P-values and power in statistical tests
Today I’m going to do my best to explain Andrew Gelman’s recent intriguing post on his blog for the sake of non-statisticians including myself (hat tip Catalina Bertani). If you are a statistician, and especially if you are Andrew Gelman, please do correct me if I get anything wrong.
Here’s his post, which more or less consists of one picture:
I decided to explain this to my friend Catalina, because she asked me to, in terms she could understand as a student of midwifery. So I invented a totally fake set-up involving breast-fed versus bottle-fed babies.
Full disclosure: I have three kids who were both breast fed and bottle fed for various lengths of time and, although I was once pretty opinionated about the whole thing, I could care less at this point and I don’t think the data is in either (check this out as an example). So I’m not actually trying to make any political point.
Anyhoo, just to make things super concrete, I want to imagine there’s a small difference in weight, say at 5 years of age, between bottle fed and breast fed children. The actual effect is like 1.7 pounds at 5 years. Let’s assume that, which is why we see a blue line in the graph above at 1.7 with the word “assumed” next to it. You can decide who weighs more and if that’s a good thing or not depending on your politics.

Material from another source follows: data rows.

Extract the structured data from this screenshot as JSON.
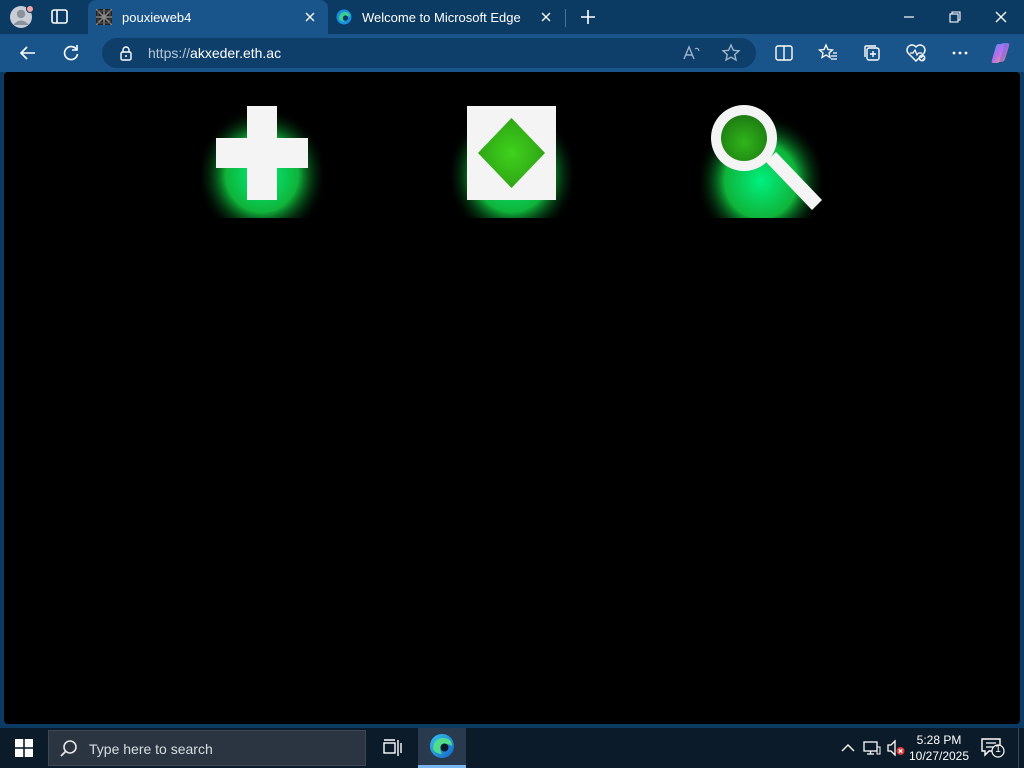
{
  "browser": {
    "tabs": [
      {
        "title": "pouxieweb4",
        "active": true,
        "favicon": "pattern-favicon"
      },
      {
        "title": "Welcome to Microsoft Edge",
        "active": false,
        "favicon": "edge-icon"
      }
    ],
    "address": {
      "protocol": "https://",
      "host": "akxeder.eth.ac"
    }
  },
  "page": {
    "background": "#000000",
    "glow_color": "#00e27a",
    "icons": [
      "plus-icon",
      "diamond-icon",
      "magnifier-icon"
    ]
  },
  "taskbar": {
    "search_placeholder": "Type here to search",
    "time": "5:28 PM",
    "date": "10/27/2025",
    "notification_count": "1"
  },
  "colors": {
    "titlebar": "#0b3a63",
    "toolbar": "#19558a",
    "taskbar": "#0c1b2a",
    "accent": "#78b7f3"
  }
}
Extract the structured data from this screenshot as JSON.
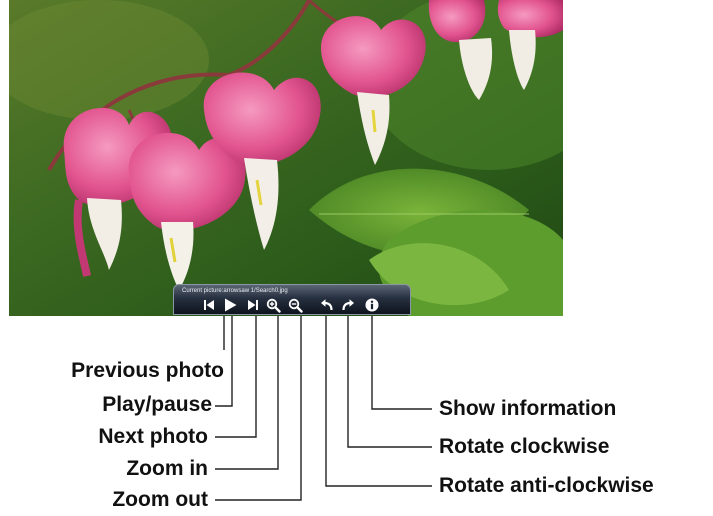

OK, so that’s the underlying “truth” in the situation, but the point is, we don’t actually know it. We can only devise tests to estimate it, and this is where the graph comes in. The graph is showing us the distribution of our estimates of this effect if we have a crappy test.
So, imagine we have a crappy test – something like, we ask all our neighbors who have had kids recently how they fed their kids and how much those kids weighed at 5 years, and then we averaged the two groups. That test would be crappy because we probably don’t have very many kids overall, and the 5-year check-ups aren’t always exactly at 5 years, and the scales might have been wrong, or clothes might have been confusing the scale, and people might not have reported it correctly, or whatever. A crappy test.
Even so, we’d get some answer, and the graph above tells us that, if our tests are at a certain level of crappiness, which we will go into in a second, then very likely our estimate of the difference will come in between something like -22 pounds and +24 pounds. And the “most likely” answer would be the correct one, sure, but that doesn’t mean it’s all that likely to even come close – say within 2 pounds – of the “true effect”. In fact, if you make a band of width 4 centered around the “true effect” level, you’d definitely capture a smallish percentage of the total area under the curve. In fact, it looks like a good 45% of the area under the curve is in negative territory, so the chances are really very good that the test estimate, at this level of crappiness, would give you the wrong sign. That’s a terrible test!
Let’s be a bit more precise now about what we mean by “crappy.” The crappiness of our test is measured by its power, which is defined as “the probability that it correctly rejects the null hypothesis – i.e. the hypothesis that the “true effect” is zero – when it is false.” In other words, power quantifies how well the test can distinguish between the blue line above and the line at zero. So if the bell curve were really really concentrated at the blue line, then more of the total area under the curve would be on the positive side of zero, and we’d have a much better test. Alternatively, if the true effect were much stronger, say at 25 instead of 1.7, then even with a test this imprecise, the power would be much much higher because the bulk of the bell curve would be to the right of zero.
On the one hand, power estimates are done by researchers, and they are attempting to achieve a power of at least 0.80, or 80%, so the above power of 0.06 is indeed extremely low and our test is indeed very crappy by researching standards. But on the other hand, since researchers are expected to estimate their power to be at least 0.80, there’s probably fudging going on and we might be trusting tests to be less crappy than they actually are. Also, I am no expert on how to accurately estimate the power of a test, but there’s an example here, and in general it depends on your sample size (how many kids) and the actual effect size, as we have already discussed. In general it requires way more data to produce evidence of a small effect.
OK so now we have some general sense of what “crappiness” means. But what about the red parts?
Those are the “statistically significant” parts of the distribution. If we did our neighborhood kids test and we found an effect of 20 or -20, we’d be totally convinced, even though our test was crap. There are two take-aways from this. First, that “statistically significant” in the presence of a small actual effect and a crappy test means that we are wildly overestimating the effect. Second, that the red part on the left is about a third of the size of the red part on the right, which is to say that when we get a result that seems “statistically significant,” in the presence of a crappy test, it still has a one in four chance of being totally wrong.
In other words, when we have crappy tests, we just shouldn’t be talking about statistical significance at all. But of course, nobody can publish their results without statistical significance, so there’s that.